(Task goal) Scan the records for the string "glyph" and copy every line that holds it.
Supplied records below:
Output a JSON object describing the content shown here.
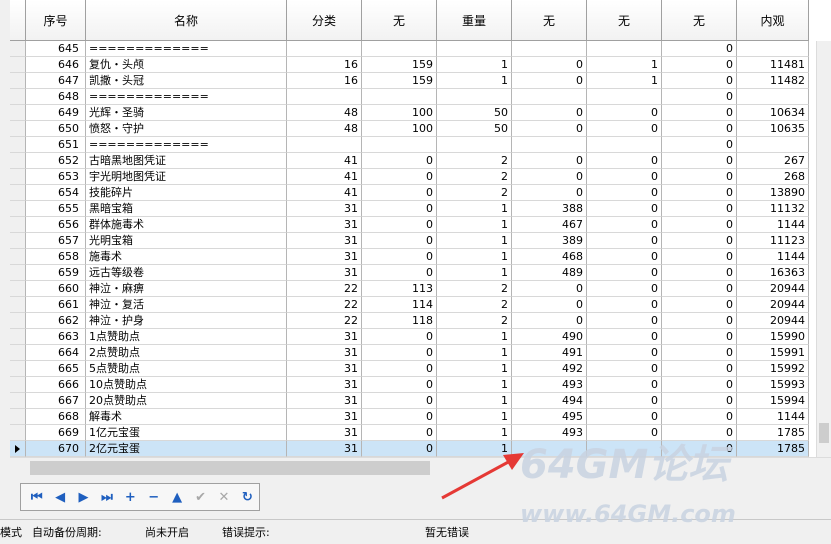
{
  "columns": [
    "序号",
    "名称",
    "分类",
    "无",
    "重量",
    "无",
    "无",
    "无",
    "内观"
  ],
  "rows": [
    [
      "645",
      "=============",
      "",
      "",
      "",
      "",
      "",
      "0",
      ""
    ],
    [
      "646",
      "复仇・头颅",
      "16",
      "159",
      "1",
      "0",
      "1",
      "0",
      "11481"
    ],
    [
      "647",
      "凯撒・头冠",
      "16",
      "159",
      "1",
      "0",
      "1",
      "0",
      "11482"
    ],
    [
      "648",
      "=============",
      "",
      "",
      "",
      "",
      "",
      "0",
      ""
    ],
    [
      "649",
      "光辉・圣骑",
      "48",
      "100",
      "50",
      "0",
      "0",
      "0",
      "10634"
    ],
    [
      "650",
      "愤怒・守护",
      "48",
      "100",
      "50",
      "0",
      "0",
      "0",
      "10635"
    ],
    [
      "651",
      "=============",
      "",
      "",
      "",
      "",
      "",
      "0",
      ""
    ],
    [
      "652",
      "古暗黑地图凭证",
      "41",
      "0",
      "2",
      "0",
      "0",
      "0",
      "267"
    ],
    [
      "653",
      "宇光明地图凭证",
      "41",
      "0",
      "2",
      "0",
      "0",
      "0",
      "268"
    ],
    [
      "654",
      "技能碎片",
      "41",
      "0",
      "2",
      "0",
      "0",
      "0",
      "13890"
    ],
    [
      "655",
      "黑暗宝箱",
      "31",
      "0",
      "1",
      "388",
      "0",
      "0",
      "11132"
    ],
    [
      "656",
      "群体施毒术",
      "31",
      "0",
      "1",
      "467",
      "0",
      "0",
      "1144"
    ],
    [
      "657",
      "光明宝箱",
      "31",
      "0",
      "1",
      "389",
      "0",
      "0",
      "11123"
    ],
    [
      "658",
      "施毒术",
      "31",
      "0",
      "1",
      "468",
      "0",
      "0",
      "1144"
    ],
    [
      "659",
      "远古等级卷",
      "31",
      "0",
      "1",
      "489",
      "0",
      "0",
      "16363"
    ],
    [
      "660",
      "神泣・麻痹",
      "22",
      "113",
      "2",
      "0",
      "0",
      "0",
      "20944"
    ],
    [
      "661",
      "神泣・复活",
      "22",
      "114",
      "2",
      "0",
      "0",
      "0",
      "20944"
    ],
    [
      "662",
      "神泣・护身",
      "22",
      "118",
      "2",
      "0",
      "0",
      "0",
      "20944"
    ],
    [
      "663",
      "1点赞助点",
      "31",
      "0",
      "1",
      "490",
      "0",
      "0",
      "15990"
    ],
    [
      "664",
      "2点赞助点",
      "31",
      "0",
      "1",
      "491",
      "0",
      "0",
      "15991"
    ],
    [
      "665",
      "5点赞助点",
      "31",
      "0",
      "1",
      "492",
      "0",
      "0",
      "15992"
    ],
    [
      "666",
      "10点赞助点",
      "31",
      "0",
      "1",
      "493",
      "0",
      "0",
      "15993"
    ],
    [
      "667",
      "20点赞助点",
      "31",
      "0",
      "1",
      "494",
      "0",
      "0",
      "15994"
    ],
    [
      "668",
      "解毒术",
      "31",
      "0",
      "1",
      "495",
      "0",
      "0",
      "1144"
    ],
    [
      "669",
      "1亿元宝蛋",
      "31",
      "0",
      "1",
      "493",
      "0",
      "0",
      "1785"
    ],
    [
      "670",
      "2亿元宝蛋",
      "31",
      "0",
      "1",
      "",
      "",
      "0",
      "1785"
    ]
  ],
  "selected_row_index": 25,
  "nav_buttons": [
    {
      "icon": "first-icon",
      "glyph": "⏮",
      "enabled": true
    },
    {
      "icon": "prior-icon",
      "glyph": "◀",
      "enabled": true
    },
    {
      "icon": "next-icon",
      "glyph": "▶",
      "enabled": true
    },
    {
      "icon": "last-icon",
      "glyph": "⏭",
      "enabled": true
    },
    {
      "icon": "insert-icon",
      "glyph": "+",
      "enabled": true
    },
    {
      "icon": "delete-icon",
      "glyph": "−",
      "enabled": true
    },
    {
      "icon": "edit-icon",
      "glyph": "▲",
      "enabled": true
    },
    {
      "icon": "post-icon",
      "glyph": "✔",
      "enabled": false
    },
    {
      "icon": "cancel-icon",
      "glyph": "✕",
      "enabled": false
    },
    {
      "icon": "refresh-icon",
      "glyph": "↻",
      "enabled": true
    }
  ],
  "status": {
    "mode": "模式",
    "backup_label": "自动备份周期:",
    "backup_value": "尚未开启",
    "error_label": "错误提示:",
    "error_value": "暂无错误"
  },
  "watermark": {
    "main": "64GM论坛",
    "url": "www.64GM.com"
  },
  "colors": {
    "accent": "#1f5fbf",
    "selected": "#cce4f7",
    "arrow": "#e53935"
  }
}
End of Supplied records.
(Reply)
      "glyph": "⏮",
      "glyph": "◀",
      "glyph": "▶",
      "glyph": "⏭",
      "glyph": "+",
      "glyph": "−",
      "glyph": "▲",
      "glyph": "✔",
      "glyph": "✕",
      "glyph": "↻",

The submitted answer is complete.